Research paper by C C Dutta, D D Som, A A Chatterjee, A K AK Mukherjee, T K TK Jana, S S Sen

Indexed on: 26 Jan '08Published on: 26 Jan '08Published in: Environmental Monitoring and Assessment



Abstract
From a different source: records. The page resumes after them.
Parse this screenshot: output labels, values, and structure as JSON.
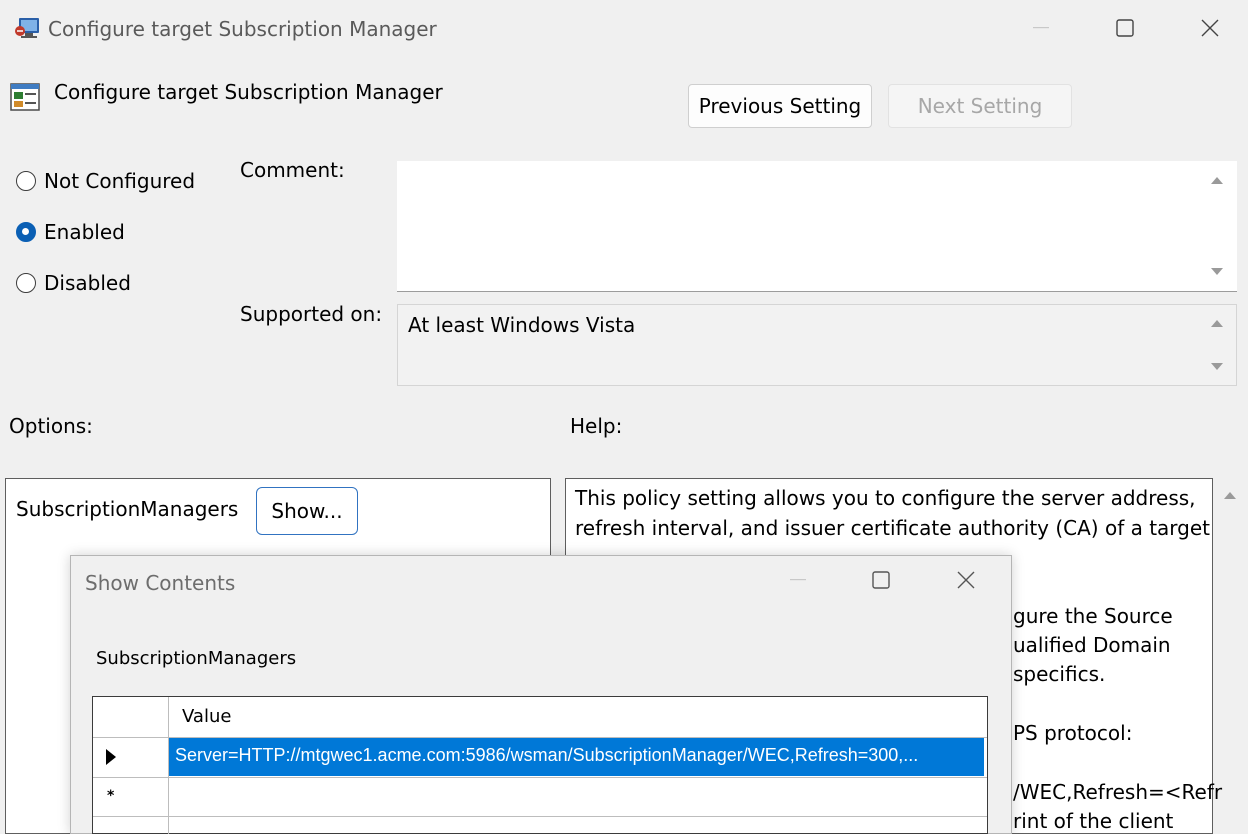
{
  "window": {
    "title": "Configure target Subscription Manager",
    "controls": {
      "minimize": "minimize-icon",
      "maximize": "maximize-icon",
      "close": "close-icon"
    }
  },
  "header": {
    "title": "Configure target Subscription Manager",
    "previous_label": "Previous Setting",
    "next_label": "Next Setting"
  },
  "state": {
    "options": [
      {
        "label": "Not Configured",
        "checked": false
      },
      {
        "label": "Enabled",
        "checked": true
      },
      {
        "label": "Disabled",
        "checked": false
      }
    ]
  },
  "comment": {
    "label": "Comment:",
    "value": ""
  },
  "supported": {
    "label": "Supported on:",
    "value": "At least Windows Vista"
  },
  "options_section": {
    "label": "Options:",
    "item_label": "SubscriptionManagers",
    "show_button": "Show..."
  },
  "help_section": {
    "label": "Help:",
    "lines": [
      "This policy setting allows you to configure the server address,",
      "refresh interval, and issuer certificate authority (CA) of a target",
      "gure the Source",
      "ualified Domain",
      "specifics.",
      "PS protocol:",
      "/WEC,Refresh=<Refr",
      "rint of the client"
    ]
  },
  "dialog": {
    "title": "Show Contents",
    "label": "SubscriptionManagers",
    "column_header": "Value",
    "rows": [
      "Server=HTTP://mtgwec1.acme.com:5986/wsman/SubscriptionManager/WEC,Refresh=300,..."
    ],
    "new_row_marker": "*"
  },
  "colors": {
    "accent": "#0078d7",
    "radio_checked": "#0a5fb4"
  }
}
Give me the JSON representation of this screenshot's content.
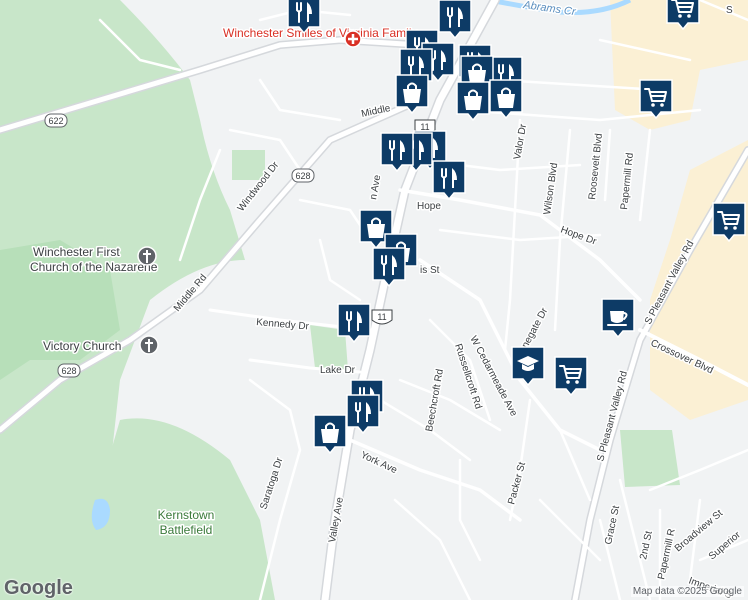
{
  "map": {
    "attribution": "Map data ©2025 Google",
    "logo_text": "Google",
    "colors": {
      "background": "#f1f3f4",
      "park": "#c8e6c9",
      "park_dark": "#b7dfb9",
      "commercial": "#fbf0d4",
      "water": "#aadaff",
      "road": "#ffffff",
      "pin": "#0d3b66",
      "hospital": "#d93025"
    }
  },
  "places": {
    "hospital": "Winchester Smiles of Virginia Family...",
    "church1_line1": "Winchester First",
    "church1_line2": "Church of the Nazarene",
    "church2": "Victory Church",
    "battlefield_line1": "Kernstown",
    "battlefield_line2": "Battlefield",
    "water": "Abrams Cr"
  },
  "streets": {
    "middle_rd_upper": "Middle",
    "middle_rd": "Middle Rd",
    "windwood": "Windwood Dr",
    "kennedy": "Kennedy Dr",
    "lake": "Lake Dr",
    "valley_ave": "Valley Ave",
    "york": "York Ave",
    "saratoga": "Saratoga Dr",
    "hope_left": "Hope",
    "hope_right": "Hope Dr",
    "valor": "Valor Dr",
    "wilson": "Wilson Blvd",
    "roosevelt": "Roosevelt Blvd",
    "papermill_upper": "Papermill Rd",
    "papermill_lower": "Papermill R",
    "s_pleasant_upper": "S Pleasant Valley Rd",
    "s_pleasant_lower": "S Pleasant Valley Rd",
    "crossover": "Crossover Blvd",
    "w_cedarmeade": "W Cedarmeade Ave",
    "russellcroft": "Russellcroft Rd",
    "beechcroft": "Beechcroft Rd",
    "stonegate": "Stonegate Dr",
    "packer": "Packer St",
    "grace": "Grace St",
    "second": "2nd St",
    "broadview": "Broadview St",
    "superior": "Superior",
    "imperial": "Imperial S",
    "ave_partial": "n Ave",
    "st_partial": "is St",
    "s_partial": "S"
  },
  "shields": {
    "r622": "622",
    "r628a": "628",
    "r628b": "628",
    "us11a": "11",
    "us11b": "11"
  },
  "pins": {
    "restaurant": "restaurant-icon",
    "shopping": "shopping-bag-icon",
    "grocery": "grocery-cart-icon",
    "cafe": "cafe-icon",
    "school": "school-icon"
  }
}
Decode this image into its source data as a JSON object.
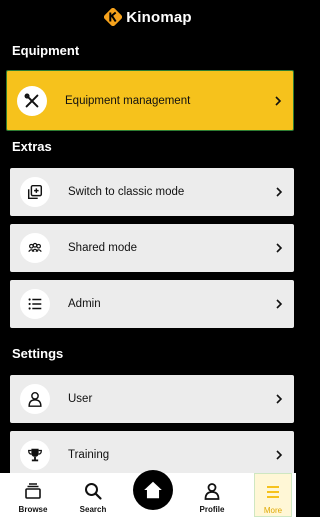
{
  "app": {
    "brand": "Kinomap"
  },
  "sections": {
    "equipment": "Equipment",
    "extras": "Extras",
    "settings": "Settings"
  },
  "rows": {
    "equipment_management": "Equipment management",
    "classic_mode": "Switch to classic mode",
    "shared_mode": "Shared mode",
    "admin": "Admin",
    "user": "User",
    "training": "Training"
  },
  "tabbar": {
    "browse": "Browse",
    "search": "Search",
    "profile": "Profile",
    "more": "More"
  },
  "colors": {
    "accent": "#f6c21c",
    "background": "#000000",
    "row": "#ececec",
    "more_label": "#e0a800"
  },
  "icons": [
    "kinomap-logo-icon",
    "tools-icon",
    "classic-mode-icon",
    "group-icon",
    "list-icon",
    "user-icon",
    "trophy-icon",
    "chevron-right-icon",
    "browse-icon",
    "search-icon",
    "home-icon",
    "profile-icon",
    "menu-icon"
  ]
}
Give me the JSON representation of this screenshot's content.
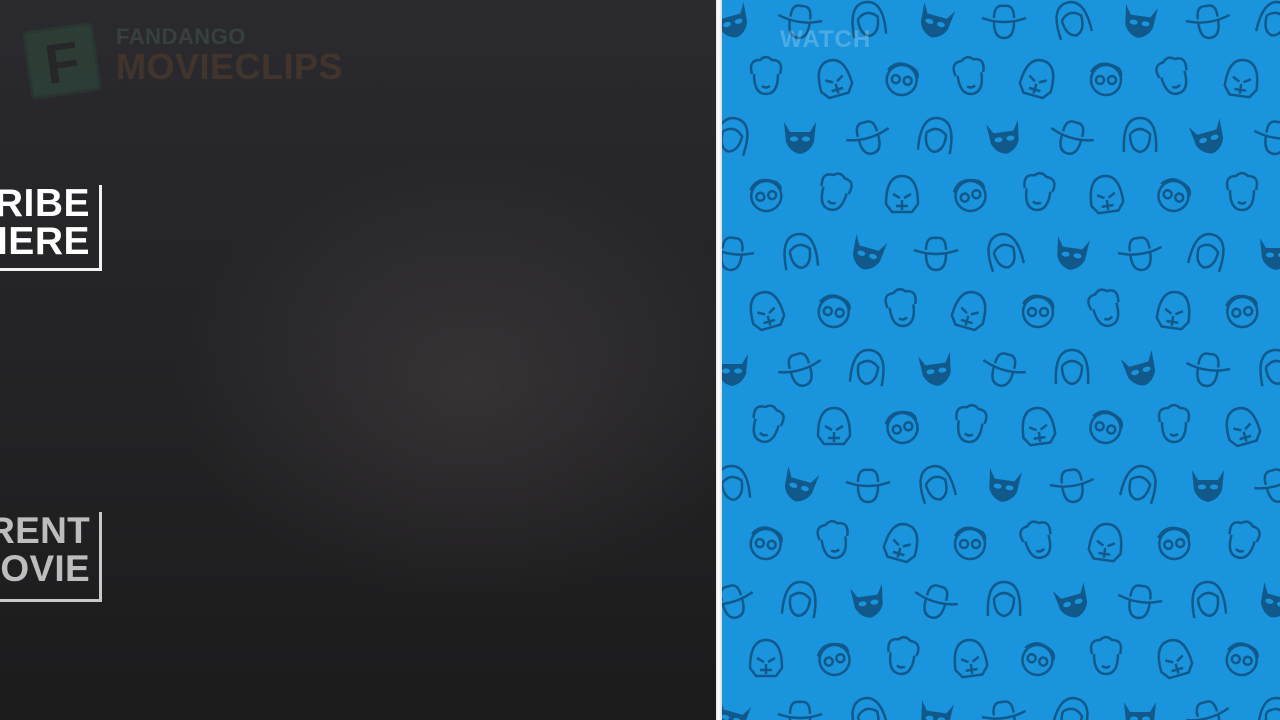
{
  "logo": {
    "brand_top": "FANDANGO",
    "brand_bottom": "MOVIECLIPS",
    "mark_letter": "F"
  },
  "subscribe": {
    "line1": "SUBSCRIBE",
    "line2": "HERE"
  },
  "buy": {
    "line1": "BUY OR RENT",
    "line2": "THE FULL MOVIE"
  },
  "right_panel": {
    "label": "WATCH",
    "background_color": "#1a94dd",
    "pattern_icons": [
      "batman-mask-icon",
      "darth-vader-icon",
      "cowboy-hat-icon",
      "glasses-face-icon",
      "woman-face-icon",
      "curly-hair-face-icon"
    ]
  }
}
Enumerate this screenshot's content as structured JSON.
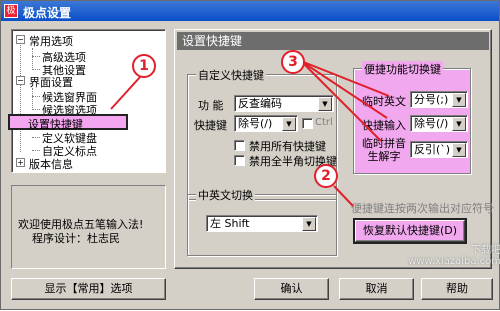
{
  "window": {
    "title": "极点设置",
    "icon": "app-icon"
  },
  "tree": {
    "items": [
      {
        "label": "常用选项"
      },
      {
        "label": "高级选项"
      },
      {
        "label": "其他设置"
      },
      {
        "label": "界面设置"
      },
      {
        "label": "候选窗界面"
      },
      {
        "label": "候选窗选项"
      },
      {
        "label": "设置快捷键"
      },
      {
        "label": "定义软键盘"
      },
      {
        "label": "自定义标点"
      },
      {
        "label": "版本信息"
      }
    ]
  },
  "info": {
    "line1": "欢迎使用极点五笔输入法!",
    "line2": "程序设计：杜志民"
  },
  "panel_title": "设置快捷键",
  "custom_group": {
    "title": "自定义快捷键",
    "function_label": "功  能",
    "function_value": "反查编码",
    "hotkey_label": "快捷键",
    "hotkey_value": "除号(/)",
    "ctrl_label": "Ctrl",
    "disable_all": "禁用所有快捷键",
    "disable_fullwidth": "禁用全半角切换键"
  },
  "convenient_group": {
    "title": "便捷功能切换键",
    "rows": [
      {
        "label": "临时英文",
        "value": "分号(;)"
      },
      {
        "label": "快捷输入",
        "value": "除号(/)"
      },
      {
        "label": "临时拼音\n生解字",
        "value": "反引(`)"
      }
    ]
  },
  "hint": "便捷键连按两次输出对应符号",
  "restore_button": "恢复默认快捷键(D)",
  "cn_en_group": {
    "title": "中英文切换",
    "value": "左 Shift"
  },
  "buttons": {
    "show_common": "显示【常用】选项",
    "ok": "确认",
    "cancel": "取消",
    "help": "帮助"
  },
  "callouts": [
    "1",
    "2",
    "3"
  ],
  "accent_colors": {
    "callout": "#e0202a",
    "highlight": "#f5a6f0"
  },
  "watermark": "下载吧 www.xiazaiba.com"
}
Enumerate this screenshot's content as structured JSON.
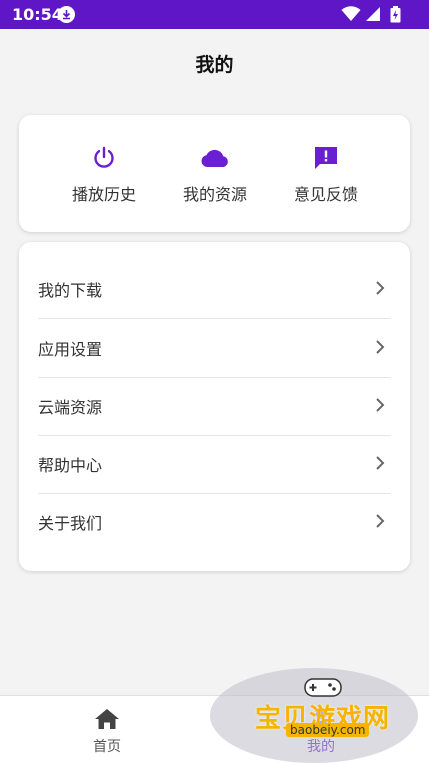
{
  "status_bar": {
    "time": "10:54",
    "bg": "#5f16c6"
  },
  "header": {
    "title": "我的"
  },
  "quick_actions": [
    {
      "label": "播放历史",
      "icon": "power-icon"
    },
    {
      "label": "我的资源",
      "icon": "cloud-icon"
    },
    {
      "label": "意见反馈",
      "icon": "feedback-icon"
    }
  ],
  "menu": [
    {
      "label": "我的下载"
    },
    {
      "label": "应用设置"
    },
    {
      "label": "云端资源"
    },
    {
      "label": "帮助中心"
    },
    {
      "label": "关于我们"
    }
  ],
  "bottom_nav": [
    {
      "label": "首页",
      "icon": "home-icon"
    },
    {
      "label": "我的",
      "icon": "user-icon"
    }
  ],
  "watermark": {
    "text": "宝贝游戏网",
    "url": "baobeiy.com"
  },
  "colors": {
    "accent": "#6a1fd1"
  }
}
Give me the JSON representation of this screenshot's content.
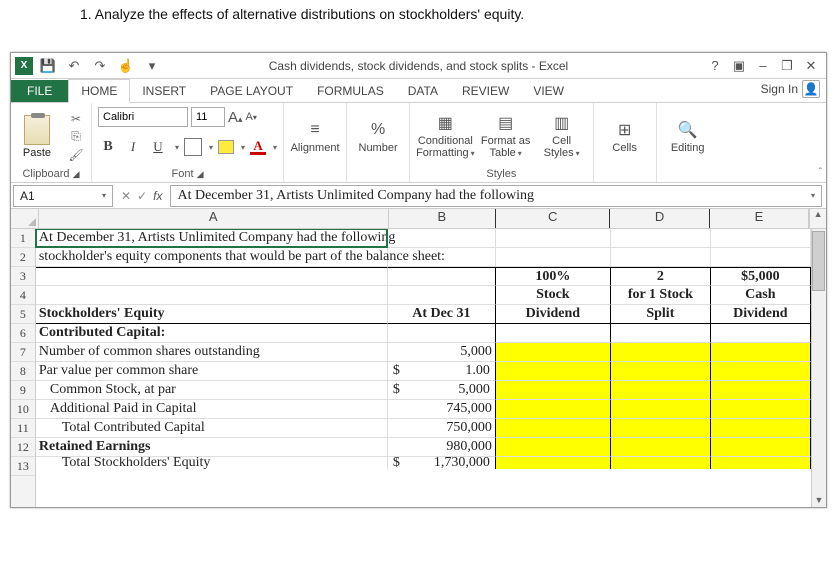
{
  "question": "1. Analyze the effects of alternative distributions on stockholders' equity.",
  "titlebar": {
    "title": "Cash dividends, stock dividends, and stock splits - Excel",
    "help": "?",
    "ribbon_opts": "▣",
    "min": "–",
    "restore": "❐",
    "close": "✕"
  },
  "tabs": {
    "file": "FILE",
    "home": "HOME",
    "insert": "INSERT",
    "page_layout": "PAGE LAYOUT",
    "formulas": "FORMULAS",
    "data": "DATA",
    "review": "REVIEW",
    "view": "VIEW",
    "signin": "Sign In"
  },
  "ribbon": {
    "paste": "Paste",
    "clipboard": "Clipboard",
    "fontname": "Calibri",
    "fontsize": "11",
    "font": "Font",
    "alignment": "Alignment",
    "number": "Number",
    "percent": "%",
    "cond": "Conditional Formatting",
    "fmt_table": "Format as Table",
    "cell_styles": "Cell Styles",
    "styles": "Styles",
    "cells": "Cells",
    "editing": "Editing"
  },
  "fbar": {
    "name": "A1",
    "formula": "At December 31,  Artists Unlimited Company had the following"
  },
  "cols": {
    "A": "A",
    "B": "B",
    "C": "C",
    "D": "D",
    "E": "E"
  },
  "rows": {
    "r1": {
      "A": "At December 31,  Artists Unlimited Company had the following"
    },
    "r2": {
      "A": "stockholder's equity components that would be part of the balance sheet:"
    },
    "r3": {
      "C": "100%",
      "D": "2",
      "E": "$5,000"
    },
    "r4": {
      "C": "Stock",
      "D": "for 1 Stock",
      "E": "Cash"
    },
    "r5": {
      "A": "Stockholders' Equity",
      "B": "At Dec 31",
      "C": "Dividend",
      "D": "Split",
      "E": "Dividend"
    },
    "r6": {
      "A": "Contributed Capital:"
    },
    "r7": {
      "A": "Number of common shares outstanding",
      "B": "5,000"
    },
    "r8": {
      "A": "Par value per common share",
      "Bsym": "$",
      "B": "1.00"
    },
    "r9": {
      "A": "Common Stock, at par",
      "Bsym": "$",
      "B": "5,000"
    },
    "r10": {
      "A": "Additional Paid in Capital",
      "B": "745,000"
    },
    "r11": {
      "A": "Total Contributed Capital",
      "B": "750,000"
    },
    "r12": {
      "A": "Retained Earnings",
      "B": "980,000"
    },
    "r13": {
      "A": "Total Stockholders' Equity",
      "Bsym": "$",
      "B": "1,730,000"
    }
  }
}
Mixing ratios of 15 carbonyls and BTEX (benzene, toluene, ethyl benzene, xylenes) were measured for the first time in ambient air of Kolkata, India at three sites from March to June 2006 and their photochemical reactivity was evaluated. Day and nighttime samples were collected on weekly basis. Formaldehyde was the most abundant carbonyl (mean concentration ranging between 14.07 microg m(-3) to 26.12 microg m(-3) over the three sites) followed by acetaldehyde (7.60-18.67 microg m(-3)) and acetone (4.43-10.34 microg m(-3)). Among the high molecular weight aldehydes, nonanal showed the highest concentration. Among the mono-aromatic VOCs, mean concentration of toluene (27.65-103.31 microg m(-3)) was maximum, closely followed by benzene (24.97-79.18 microg m(-3)). Mean formaldehyde to acetaldehyde (1.4) and acetaldehyde to propanal ratios (5.0) were typical of urban air. Based on their photochemical reactivity towards OH. radical, the concentrations of the VOCs were scaled to formaldehyde equivalent, which showed that the high molecular weight carbonyls and xylenes contribute significantly to the total OH-reactive mass of the VOCs. Due to the toxic effect of the VOCs studied, an assessment for both cancer risk and non-cancer hazard due to exposure to the population were calculated. Integrated life time cancer risk (ILTCR) due to four carcinogens (benzene, ethyl benzene, formaldehyde and acetaldehyde) and non-cancer hazard index for the VOCs at their prevailing level were estimated to be 1.42E-04 and 5.6 respectively.